Study material START

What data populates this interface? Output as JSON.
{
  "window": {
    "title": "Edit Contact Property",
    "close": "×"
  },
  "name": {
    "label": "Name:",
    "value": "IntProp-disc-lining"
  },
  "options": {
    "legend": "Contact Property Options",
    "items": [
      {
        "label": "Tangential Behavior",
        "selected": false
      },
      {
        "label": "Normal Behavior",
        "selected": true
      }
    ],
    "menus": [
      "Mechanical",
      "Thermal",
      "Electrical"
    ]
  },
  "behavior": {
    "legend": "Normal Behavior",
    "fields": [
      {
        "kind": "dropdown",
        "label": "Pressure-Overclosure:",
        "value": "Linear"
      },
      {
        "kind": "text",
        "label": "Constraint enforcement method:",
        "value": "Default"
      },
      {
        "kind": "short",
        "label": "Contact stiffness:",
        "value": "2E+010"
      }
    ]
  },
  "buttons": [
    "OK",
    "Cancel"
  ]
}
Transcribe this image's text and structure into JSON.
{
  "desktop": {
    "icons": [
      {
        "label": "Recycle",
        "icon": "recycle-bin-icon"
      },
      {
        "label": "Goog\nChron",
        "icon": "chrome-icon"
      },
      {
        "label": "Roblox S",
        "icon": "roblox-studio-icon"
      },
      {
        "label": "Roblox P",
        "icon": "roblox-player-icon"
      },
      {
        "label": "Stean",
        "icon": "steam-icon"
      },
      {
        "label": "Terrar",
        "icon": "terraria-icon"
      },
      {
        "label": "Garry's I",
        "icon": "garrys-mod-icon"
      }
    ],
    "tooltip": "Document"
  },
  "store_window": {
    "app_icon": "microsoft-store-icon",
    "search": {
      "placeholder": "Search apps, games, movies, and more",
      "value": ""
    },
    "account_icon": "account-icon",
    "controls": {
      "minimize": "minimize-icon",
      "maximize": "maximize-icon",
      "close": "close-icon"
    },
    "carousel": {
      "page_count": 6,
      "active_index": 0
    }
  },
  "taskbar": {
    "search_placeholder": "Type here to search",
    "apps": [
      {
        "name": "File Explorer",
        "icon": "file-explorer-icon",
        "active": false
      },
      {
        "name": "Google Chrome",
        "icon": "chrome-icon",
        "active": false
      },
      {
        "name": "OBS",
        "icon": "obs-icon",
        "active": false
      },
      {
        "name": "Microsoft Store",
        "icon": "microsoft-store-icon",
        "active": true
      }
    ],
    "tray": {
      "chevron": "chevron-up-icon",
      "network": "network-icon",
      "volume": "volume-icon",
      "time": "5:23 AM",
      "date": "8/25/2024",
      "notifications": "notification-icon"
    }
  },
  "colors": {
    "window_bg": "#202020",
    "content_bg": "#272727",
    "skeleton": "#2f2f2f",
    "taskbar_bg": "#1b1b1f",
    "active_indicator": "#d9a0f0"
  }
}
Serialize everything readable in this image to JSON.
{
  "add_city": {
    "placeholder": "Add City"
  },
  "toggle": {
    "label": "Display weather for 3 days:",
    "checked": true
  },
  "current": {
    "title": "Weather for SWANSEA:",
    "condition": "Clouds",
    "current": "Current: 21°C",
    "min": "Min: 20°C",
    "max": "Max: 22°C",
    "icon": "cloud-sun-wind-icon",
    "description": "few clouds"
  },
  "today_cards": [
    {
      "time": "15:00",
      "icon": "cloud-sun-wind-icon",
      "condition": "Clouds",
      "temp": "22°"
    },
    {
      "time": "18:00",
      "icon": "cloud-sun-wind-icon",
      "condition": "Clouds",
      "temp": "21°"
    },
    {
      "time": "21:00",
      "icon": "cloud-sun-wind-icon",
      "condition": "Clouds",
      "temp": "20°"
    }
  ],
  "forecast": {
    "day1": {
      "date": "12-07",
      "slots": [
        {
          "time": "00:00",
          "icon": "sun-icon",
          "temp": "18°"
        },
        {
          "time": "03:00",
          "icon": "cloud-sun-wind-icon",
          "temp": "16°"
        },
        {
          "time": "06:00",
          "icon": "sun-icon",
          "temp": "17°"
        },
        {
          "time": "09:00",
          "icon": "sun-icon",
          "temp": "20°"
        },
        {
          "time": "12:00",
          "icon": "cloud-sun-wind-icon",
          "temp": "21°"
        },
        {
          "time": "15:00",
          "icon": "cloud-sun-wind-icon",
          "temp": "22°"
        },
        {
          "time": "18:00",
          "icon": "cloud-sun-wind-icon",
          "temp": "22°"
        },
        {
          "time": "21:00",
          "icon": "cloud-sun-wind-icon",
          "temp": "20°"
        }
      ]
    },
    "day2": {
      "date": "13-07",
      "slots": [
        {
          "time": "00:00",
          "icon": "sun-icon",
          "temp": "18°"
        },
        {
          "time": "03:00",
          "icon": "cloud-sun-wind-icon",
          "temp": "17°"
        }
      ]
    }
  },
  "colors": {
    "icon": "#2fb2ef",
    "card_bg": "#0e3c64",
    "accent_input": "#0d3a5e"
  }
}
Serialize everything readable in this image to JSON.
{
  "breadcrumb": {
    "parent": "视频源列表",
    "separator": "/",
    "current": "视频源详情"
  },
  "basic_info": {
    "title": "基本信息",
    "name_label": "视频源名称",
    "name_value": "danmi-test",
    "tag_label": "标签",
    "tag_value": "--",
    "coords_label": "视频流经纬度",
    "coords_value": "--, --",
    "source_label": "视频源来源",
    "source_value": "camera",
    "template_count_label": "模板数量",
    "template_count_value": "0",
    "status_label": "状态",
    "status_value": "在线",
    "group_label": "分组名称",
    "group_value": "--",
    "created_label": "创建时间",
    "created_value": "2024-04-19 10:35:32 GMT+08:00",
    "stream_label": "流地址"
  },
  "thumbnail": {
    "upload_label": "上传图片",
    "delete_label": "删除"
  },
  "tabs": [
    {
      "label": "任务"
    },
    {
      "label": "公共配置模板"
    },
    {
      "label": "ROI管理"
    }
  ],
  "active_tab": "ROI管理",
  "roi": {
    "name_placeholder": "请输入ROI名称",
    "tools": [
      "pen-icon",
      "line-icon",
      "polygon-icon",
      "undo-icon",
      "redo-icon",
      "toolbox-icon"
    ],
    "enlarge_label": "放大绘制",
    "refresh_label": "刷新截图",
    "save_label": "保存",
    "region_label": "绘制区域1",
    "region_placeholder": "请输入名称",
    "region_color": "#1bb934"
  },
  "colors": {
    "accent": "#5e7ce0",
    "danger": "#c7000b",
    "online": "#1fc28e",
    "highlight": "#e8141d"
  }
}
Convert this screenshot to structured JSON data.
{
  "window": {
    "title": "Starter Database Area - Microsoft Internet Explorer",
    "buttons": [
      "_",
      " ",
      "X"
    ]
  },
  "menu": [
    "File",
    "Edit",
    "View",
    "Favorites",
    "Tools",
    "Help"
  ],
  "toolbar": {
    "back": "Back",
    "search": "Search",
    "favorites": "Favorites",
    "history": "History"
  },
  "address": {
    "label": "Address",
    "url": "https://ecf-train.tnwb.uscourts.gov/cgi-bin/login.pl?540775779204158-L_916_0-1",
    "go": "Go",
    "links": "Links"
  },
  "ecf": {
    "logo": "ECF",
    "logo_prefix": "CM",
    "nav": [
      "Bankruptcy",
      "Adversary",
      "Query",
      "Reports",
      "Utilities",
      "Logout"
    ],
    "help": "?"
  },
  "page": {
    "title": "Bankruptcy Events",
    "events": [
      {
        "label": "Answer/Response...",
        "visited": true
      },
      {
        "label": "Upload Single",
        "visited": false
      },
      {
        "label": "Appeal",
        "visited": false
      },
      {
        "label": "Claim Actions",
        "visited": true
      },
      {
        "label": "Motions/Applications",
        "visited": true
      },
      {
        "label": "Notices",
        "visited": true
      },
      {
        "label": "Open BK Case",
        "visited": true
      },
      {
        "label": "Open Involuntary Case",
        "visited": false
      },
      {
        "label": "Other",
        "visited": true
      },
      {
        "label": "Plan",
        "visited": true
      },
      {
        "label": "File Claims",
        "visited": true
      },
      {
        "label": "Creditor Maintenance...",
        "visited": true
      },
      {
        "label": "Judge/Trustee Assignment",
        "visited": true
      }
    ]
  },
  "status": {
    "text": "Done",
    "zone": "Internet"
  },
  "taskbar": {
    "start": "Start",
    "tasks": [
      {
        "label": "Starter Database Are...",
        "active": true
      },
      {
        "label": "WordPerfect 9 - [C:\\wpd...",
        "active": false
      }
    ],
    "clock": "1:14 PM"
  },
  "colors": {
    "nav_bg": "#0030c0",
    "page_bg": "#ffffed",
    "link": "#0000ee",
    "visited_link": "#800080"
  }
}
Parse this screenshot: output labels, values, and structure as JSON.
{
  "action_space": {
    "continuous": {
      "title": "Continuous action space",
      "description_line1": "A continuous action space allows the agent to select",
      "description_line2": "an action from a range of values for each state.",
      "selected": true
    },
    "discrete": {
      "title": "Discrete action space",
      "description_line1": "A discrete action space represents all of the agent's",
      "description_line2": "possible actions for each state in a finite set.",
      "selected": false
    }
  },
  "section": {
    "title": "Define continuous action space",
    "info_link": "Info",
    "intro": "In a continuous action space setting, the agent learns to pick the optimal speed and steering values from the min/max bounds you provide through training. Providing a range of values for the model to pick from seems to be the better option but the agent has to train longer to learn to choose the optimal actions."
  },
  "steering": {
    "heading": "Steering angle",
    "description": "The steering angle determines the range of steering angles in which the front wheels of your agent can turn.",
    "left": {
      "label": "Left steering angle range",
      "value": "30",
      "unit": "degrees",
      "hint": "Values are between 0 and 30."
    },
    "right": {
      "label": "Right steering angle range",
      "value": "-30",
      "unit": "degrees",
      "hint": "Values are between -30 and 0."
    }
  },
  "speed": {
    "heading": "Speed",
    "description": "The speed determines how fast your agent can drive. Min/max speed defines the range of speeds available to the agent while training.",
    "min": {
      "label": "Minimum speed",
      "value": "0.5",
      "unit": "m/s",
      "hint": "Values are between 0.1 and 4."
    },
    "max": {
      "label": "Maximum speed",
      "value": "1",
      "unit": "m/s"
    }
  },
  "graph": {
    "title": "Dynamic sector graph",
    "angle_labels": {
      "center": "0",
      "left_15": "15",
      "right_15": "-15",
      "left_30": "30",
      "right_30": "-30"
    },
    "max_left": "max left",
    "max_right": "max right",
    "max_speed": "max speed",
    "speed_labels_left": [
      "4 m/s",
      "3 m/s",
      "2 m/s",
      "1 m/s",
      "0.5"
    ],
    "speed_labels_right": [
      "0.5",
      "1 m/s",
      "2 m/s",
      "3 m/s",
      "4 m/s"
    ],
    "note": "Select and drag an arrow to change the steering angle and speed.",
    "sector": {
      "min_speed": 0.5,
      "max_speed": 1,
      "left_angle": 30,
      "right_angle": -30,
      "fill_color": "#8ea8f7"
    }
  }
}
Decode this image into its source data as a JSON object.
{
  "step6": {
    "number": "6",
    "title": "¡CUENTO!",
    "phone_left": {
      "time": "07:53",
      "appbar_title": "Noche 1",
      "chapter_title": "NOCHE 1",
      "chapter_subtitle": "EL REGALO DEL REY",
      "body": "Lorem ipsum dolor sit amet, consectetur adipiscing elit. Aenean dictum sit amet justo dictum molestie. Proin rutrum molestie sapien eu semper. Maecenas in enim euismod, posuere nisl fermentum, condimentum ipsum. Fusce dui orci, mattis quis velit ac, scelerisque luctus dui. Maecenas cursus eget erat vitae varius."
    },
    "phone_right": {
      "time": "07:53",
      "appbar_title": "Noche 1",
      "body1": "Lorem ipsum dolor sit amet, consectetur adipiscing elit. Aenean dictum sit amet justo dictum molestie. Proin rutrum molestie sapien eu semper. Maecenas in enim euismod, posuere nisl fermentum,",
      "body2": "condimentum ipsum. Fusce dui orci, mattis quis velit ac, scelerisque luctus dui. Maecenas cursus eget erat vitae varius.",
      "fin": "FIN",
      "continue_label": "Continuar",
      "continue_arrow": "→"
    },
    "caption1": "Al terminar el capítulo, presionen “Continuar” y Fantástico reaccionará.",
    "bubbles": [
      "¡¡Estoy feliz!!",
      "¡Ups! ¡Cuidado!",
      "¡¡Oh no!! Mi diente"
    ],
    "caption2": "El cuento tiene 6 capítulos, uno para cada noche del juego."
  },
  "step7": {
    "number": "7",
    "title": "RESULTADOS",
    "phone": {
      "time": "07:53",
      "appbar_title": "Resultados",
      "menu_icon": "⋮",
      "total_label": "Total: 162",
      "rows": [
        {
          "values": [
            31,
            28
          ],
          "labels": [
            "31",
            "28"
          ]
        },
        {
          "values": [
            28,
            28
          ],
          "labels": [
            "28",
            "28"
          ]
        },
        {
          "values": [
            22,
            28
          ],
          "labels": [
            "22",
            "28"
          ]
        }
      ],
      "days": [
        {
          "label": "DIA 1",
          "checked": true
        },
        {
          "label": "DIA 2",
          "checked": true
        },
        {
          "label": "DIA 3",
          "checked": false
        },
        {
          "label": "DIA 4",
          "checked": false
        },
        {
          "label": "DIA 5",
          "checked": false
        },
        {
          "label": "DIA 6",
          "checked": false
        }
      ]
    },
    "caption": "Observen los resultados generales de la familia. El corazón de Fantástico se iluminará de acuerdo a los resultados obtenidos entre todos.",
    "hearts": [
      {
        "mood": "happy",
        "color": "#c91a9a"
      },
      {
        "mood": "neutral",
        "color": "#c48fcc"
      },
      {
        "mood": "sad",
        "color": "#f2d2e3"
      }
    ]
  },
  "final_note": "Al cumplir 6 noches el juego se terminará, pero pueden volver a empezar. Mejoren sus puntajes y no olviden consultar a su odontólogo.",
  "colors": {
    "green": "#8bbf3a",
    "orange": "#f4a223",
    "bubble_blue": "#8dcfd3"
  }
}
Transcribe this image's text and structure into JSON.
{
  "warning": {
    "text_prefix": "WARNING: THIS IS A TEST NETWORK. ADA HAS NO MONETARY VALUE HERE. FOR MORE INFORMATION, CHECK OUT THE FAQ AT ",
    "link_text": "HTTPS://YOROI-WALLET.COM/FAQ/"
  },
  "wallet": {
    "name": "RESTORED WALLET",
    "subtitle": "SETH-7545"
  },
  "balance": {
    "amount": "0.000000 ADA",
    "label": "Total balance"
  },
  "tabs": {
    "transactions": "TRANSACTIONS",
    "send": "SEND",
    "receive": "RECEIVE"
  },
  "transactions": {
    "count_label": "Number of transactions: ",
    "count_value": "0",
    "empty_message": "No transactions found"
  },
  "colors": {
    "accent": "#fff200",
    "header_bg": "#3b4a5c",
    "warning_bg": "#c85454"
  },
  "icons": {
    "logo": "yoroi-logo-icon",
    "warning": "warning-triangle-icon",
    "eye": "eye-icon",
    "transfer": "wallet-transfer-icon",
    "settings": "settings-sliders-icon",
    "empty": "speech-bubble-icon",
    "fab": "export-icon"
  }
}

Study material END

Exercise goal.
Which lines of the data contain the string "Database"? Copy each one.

Task output.
    "title": "Starter Database Area - Microsoft Internet Explorer",
        "label": "Starter Database Are...",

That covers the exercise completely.